Dataset records:
——————————

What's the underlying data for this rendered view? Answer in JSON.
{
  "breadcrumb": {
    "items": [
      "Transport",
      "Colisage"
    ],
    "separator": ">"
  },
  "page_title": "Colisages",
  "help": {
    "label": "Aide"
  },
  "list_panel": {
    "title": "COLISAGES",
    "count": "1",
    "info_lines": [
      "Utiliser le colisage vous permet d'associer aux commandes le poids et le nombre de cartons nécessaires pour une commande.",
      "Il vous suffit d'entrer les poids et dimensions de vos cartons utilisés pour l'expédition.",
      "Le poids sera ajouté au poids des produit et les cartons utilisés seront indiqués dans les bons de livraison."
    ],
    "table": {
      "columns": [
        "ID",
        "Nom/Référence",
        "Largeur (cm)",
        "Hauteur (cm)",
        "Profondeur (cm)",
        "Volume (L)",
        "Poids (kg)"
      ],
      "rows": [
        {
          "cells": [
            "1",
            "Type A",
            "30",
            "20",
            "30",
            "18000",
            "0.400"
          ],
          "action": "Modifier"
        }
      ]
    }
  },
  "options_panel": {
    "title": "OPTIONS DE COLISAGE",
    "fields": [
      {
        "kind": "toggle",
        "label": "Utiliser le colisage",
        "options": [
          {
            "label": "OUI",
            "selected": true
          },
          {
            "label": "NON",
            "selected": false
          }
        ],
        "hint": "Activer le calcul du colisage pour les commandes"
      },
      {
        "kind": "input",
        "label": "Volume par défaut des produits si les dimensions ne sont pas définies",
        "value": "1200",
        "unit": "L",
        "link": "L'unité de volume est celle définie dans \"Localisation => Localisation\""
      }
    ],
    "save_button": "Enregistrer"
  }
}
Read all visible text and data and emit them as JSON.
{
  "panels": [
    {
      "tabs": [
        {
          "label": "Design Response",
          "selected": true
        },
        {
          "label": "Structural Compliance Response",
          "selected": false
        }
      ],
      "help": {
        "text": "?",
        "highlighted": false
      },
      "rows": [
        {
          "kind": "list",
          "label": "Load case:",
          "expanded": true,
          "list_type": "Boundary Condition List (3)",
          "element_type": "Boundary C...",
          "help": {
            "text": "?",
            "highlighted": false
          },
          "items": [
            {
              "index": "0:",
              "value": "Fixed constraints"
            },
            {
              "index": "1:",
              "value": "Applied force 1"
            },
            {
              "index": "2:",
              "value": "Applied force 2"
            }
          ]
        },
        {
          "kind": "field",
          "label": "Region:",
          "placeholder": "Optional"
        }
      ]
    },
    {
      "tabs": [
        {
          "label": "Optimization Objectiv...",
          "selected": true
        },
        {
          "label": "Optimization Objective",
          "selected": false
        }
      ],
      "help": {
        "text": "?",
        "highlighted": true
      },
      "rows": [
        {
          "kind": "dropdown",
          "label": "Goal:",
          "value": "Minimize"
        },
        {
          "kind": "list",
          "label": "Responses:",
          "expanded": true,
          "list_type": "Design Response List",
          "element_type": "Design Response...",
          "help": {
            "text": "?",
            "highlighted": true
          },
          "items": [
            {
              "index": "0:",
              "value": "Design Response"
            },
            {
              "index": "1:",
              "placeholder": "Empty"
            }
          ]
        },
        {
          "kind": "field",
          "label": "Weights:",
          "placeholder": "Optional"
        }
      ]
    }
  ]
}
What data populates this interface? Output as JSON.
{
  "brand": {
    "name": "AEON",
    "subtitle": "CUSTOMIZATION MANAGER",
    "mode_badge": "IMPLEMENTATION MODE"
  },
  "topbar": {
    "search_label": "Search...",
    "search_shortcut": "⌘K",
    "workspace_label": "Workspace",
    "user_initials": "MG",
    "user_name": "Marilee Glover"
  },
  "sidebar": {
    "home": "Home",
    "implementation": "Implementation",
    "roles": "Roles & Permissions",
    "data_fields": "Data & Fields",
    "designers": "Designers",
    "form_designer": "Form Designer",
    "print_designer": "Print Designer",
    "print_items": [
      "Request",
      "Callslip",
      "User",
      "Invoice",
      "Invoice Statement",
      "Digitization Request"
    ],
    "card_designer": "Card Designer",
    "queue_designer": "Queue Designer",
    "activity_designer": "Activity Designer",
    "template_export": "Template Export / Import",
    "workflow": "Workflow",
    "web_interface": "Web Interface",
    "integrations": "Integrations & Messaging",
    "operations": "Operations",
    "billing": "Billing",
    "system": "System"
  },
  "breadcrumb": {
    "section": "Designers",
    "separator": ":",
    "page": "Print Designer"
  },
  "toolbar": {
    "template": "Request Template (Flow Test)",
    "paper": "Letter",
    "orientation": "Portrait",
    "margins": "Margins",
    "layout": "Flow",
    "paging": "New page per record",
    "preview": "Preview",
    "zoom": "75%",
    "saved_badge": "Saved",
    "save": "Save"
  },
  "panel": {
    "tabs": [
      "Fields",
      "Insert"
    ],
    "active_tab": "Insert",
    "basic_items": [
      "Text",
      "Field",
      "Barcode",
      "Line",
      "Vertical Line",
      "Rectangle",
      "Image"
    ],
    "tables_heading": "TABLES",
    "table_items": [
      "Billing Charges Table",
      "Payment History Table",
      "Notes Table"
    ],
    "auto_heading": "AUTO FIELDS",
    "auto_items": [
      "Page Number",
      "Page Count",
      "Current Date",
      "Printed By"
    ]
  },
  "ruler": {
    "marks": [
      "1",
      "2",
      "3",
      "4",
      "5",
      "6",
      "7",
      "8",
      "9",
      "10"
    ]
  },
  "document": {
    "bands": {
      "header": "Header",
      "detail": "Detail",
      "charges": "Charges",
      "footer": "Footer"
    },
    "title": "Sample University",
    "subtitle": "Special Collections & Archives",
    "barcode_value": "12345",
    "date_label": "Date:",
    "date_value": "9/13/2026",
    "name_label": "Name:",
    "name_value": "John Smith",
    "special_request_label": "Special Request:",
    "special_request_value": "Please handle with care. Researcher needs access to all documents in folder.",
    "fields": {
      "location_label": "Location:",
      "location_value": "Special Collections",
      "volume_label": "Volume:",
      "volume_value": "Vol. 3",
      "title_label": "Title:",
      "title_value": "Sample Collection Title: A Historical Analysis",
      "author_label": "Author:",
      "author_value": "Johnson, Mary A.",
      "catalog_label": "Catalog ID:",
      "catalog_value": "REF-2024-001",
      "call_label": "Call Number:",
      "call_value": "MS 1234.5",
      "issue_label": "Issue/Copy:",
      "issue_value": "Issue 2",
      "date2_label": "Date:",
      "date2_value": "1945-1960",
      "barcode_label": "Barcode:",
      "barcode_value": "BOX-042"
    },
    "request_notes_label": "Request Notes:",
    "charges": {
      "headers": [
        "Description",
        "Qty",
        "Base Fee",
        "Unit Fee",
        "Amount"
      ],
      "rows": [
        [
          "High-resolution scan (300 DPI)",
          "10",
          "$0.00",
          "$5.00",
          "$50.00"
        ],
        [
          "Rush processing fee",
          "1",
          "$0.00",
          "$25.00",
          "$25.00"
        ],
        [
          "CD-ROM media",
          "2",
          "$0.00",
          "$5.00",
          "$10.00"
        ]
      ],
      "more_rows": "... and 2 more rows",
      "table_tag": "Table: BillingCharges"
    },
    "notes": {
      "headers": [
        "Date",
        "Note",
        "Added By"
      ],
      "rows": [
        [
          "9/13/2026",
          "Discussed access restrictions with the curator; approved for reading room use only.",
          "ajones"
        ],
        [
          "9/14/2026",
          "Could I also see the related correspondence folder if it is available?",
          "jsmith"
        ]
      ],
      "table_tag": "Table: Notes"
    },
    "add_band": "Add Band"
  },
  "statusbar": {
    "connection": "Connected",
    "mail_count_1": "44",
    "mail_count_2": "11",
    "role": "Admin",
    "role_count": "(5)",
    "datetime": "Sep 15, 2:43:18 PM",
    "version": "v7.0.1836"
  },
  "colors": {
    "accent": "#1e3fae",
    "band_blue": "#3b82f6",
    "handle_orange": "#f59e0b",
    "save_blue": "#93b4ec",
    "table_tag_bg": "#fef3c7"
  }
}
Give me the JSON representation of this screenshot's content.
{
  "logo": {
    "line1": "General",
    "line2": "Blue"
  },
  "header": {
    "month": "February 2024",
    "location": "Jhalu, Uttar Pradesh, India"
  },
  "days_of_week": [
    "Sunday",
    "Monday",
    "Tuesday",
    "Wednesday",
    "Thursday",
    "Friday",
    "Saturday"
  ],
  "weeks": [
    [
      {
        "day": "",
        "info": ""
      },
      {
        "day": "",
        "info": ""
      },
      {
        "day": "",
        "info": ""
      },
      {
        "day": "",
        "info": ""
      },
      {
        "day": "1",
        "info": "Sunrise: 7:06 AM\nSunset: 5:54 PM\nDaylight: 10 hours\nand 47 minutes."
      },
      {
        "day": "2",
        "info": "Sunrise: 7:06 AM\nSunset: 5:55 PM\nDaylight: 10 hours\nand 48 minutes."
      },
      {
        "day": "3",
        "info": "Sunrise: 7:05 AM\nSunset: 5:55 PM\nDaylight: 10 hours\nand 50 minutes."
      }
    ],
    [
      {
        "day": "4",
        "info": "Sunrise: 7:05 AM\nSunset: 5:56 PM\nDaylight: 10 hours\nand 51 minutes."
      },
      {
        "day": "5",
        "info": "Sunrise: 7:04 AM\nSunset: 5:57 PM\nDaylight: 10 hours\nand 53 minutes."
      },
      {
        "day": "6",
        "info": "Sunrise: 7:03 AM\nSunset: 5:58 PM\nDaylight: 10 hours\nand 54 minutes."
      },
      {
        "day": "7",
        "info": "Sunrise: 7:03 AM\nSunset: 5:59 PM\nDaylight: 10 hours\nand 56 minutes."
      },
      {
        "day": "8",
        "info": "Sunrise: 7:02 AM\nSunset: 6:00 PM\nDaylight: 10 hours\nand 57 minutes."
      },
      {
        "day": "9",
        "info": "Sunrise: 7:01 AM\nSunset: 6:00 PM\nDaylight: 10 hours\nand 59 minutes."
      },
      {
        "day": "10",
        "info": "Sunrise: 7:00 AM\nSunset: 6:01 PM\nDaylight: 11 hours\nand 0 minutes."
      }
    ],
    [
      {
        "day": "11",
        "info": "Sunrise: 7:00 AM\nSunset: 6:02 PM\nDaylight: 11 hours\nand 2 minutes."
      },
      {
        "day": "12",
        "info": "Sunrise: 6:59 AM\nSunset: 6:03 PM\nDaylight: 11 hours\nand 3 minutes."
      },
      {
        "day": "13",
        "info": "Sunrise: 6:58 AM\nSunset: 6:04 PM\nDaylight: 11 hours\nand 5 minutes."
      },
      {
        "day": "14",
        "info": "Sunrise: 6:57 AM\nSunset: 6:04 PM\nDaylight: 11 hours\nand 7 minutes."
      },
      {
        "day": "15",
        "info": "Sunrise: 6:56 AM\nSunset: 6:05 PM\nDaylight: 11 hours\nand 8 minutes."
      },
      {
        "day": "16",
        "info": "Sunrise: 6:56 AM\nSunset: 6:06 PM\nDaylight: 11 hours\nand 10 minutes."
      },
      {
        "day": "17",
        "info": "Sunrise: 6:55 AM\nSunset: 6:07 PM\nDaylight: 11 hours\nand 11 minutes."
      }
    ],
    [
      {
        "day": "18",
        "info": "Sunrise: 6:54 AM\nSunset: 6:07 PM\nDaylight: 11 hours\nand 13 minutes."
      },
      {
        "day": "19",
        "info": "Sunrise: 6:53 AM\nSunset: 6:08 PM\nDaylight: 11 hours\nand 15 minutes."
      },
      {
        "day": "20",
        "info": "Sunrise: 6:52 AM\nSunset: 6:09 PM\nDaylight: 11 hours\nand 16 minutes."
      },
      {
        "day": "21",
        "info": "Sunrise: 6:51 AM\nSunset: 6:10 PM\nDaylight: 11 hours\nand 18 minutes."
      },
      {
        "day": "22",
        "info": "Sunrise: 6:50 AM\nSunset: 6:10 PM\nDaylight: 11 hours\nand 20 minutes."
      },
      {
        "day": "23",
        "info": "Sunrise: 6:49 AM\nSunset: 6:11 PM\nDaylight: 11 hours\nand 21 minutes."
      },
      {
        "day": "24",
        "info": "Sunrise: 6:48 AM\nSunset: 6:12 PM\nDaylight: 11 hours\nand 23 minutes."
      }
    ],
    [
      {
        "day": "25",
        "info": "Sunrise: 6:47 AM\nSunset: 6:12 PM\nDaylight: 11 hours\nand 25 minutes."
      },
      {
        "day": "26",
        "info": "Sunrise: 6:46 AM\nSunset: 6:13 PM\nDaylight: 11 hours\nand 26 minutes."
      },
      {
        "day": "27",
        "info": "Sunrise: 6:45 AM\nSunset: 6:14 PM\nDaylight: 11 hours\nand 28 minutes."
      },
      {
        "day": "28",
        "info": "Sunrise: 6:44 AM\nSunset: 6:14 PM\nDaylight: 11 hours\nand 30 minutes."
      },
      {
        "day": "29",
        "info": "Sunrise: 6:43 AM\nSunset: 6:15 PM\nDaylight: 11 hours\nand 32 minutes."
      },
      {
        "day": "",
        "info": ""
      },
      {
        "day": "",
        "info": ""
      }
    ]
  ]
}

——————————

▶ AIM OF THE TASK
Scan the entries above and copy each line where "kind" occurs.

▶ WORKED SOLUTION
        "kind": "toggle",
        "kind": "input",
          "kind": "list",
          "kind": "field",
          "kind": "dropdown",
          "kind": "list",
          "kind": "field",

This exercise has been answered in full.